Flowing water has been used for thousands of years to power all sorts of machines and to do all sorts of useful things. Waterwheels were used for many years to provide the power for factories until the mighty and more reliable steam engine began to be used in the late 1700’s and early 1800’s.
These water wheel models are quite easy to make and it’s great fun experimenting with different paddle shapes. The paddles are cut from plastic milk bottles using normal classroom scissors. Can you see how the different shaped paddles have been made by cutting out certain sections of the bottles? Slits are cut into the plastic foam wheel and the paddles are pushed in. The support is a strip of wood which can be pushed into the ground or into a wooden base with hole. The rectangular block has holes pierced in it to accept the support strip and the wooden axle for the wheel. The block can be moved to any height on the support.
Pupils are challenged to adapt and even redesign the waterwheel so that it becomes a garden novelty for example. This model winds up a string as the water wheel turns. If card is used then it can be laminated to make it waterproof!
These pictures and video clip show how a reservoir of water is attached at the top of the support strip using tape (and a cable tie if required). The reservoir slowly releases water via the tube to fill a ‘bucket’ or push against paddles.
Click pic for video clip
The reservoir can be modified to make an ‘automatic release syphon’. This is a fantastic addition because the water doesn’t run from the reservoir until the water level in the reservoir is near to being the maximum. This means that you can leave the novelty out in the rain and when the reservoir becomes filled the waterwheel or novelty starts to operate. If a syphon reservoir is not used then the water simply starts running out immediately so it’s not likely that a rain shower will make it work because the actual water flow is likely to be too ‘weak’.
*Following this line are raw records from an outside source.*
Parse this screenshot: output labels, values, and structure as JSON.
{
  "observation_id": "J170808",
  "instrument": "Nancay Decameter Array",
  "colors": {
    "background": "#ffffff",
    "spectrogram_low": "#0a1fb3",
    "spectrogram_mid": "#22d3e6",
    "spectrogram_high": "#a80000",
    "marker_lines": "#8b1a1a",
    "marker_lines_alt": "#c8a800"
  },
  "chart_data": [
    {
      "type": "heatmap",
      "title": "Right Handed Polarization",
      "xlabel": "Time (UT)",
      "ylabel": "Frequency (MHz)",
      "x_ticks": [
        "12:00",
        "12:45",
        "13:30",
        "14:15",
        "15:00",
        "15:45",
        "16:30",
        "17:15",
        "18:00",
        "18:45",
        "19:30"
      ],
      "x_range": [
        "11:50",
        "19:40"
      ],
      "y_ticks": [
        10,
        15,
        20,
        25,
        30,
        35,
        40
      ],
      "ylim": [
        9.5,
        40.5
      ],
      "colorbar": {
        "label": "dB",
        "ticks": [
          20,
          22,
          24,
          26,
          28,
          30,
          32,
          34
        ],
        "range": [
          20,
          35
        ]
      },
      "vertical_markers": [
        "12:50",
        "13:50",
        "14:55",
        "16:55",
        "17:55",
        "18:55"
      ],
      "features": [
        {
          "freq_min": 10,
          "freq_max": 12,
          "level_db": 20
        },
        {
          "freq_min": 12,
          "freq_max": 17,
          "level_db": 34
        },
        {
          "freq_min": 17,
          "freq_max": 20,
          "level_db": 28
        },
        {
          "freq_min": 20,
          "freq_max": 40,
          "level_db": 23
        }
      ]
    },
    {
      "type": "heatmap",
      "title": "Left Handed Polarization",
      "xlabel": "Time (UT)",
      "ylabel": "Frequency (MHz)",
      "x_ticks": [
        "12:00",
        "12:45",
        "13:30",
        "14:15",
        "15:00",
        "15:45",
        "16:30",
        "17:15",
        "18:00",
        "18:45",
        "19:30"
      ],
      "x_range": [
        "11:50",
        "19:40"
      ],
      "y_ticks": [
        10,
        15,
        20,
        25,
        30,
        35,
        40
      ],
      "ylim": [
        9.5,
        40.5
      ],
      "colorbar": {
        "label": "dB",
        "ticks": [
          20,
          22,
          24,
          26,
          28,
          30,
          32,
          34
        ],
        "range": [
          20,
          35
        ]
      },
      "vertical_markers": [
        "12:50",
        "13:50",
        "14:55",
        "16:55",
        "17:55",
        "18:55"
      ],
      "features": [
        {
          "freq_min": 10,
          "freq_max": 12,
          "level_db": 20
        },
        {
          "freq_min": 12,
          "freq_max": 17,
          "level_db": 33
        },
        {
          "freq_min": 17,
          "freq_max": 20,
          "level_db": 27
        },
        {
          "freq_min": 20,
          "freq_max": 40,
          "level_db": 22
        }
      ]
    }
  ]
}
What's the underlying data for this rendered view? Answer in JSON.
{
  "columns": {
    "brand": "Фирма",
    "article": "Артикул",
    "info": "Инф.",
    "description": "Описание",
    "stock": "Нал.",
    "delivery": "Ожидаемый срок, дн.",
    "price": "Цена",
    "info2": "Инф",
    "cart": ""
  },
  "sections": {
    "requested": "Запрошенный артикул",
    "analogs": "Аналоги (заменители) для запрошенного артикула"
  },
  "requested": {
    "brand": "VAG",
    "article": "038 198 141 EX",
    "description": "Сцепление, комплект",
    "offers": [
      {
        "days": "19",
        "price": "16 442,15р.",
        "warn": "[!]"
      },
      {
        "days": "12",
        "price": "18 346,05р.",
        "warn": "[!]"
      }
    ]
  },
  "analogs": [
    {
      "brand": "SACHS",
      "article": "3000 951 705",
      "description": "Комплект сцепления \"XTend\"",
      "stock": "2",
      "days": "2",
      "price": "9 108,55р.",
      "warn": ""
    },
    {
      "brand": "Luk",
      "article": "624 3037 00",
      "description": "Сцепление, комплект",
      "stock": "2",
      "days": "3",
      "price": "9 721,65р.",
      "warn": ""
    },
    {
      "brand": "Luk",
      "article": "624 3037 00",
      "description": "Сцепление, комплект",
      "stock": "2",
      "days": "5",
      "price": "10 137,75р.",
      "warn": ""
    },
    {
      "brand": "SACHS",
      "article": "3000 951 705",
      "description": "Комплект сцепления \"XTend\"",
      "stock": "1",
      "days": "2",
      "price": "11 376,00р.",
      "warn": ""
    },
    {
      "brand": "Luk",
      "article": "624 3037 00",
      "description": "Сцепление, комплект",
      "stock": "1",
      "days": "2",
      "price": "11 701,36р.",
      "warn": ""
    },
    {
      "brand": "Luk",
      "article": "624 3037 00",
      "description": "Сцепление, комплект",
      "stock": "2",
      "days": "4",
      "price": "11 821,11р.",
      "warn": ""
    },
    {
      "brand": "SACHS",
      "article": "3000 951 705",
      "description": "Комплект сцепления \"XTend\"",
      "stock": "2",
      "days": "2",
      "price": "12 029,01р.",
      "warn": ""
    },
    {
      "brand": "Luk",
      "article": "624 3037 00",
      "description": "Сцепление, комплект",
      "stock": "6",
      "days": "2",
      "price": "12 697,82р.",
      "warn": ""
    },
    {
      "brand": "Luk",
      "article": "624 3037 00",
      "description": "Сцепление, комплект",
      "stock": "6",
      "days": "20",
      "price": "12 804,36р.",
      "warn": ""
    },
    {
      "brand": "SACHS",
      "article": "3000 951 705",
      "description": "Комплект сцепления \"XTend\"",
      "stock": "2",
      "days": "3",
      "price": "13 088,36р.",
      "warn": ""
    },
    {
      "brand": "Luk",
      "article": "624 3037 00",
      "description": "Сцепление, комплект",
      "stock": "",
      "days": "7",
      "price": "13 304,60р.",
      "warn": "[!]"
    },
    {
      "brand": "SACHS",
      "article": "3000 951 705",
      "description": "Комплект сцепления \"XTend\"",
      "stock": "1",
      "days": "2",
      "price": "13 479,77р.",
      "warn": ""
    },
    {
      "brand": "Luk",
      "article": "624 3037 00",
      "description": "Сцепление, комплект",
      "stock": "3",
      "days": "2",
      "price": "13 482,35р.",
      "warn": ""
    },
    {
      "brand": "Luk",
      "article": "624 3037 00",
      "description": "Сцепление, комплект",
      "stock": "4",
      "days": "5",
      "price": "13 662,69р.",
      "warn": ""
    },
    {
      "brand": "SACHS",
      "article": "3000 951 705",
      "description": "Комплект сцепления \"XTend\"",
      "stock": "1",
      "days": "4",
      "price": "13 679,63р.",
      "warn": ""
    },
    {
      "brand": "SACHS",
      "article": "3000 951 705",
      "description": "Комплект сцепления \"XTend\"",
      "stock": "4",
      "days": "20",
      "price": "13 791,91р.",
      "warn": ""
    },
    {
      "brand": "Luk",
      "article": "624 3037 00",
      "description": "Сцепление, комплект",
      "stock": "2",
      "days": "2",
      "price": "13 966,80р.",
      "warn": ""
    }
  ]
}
Water power is a fascinating topic. Other possible models include an Egyptian Shaduf and an Archimedean screw’ water pump. I’ll try to add these soon.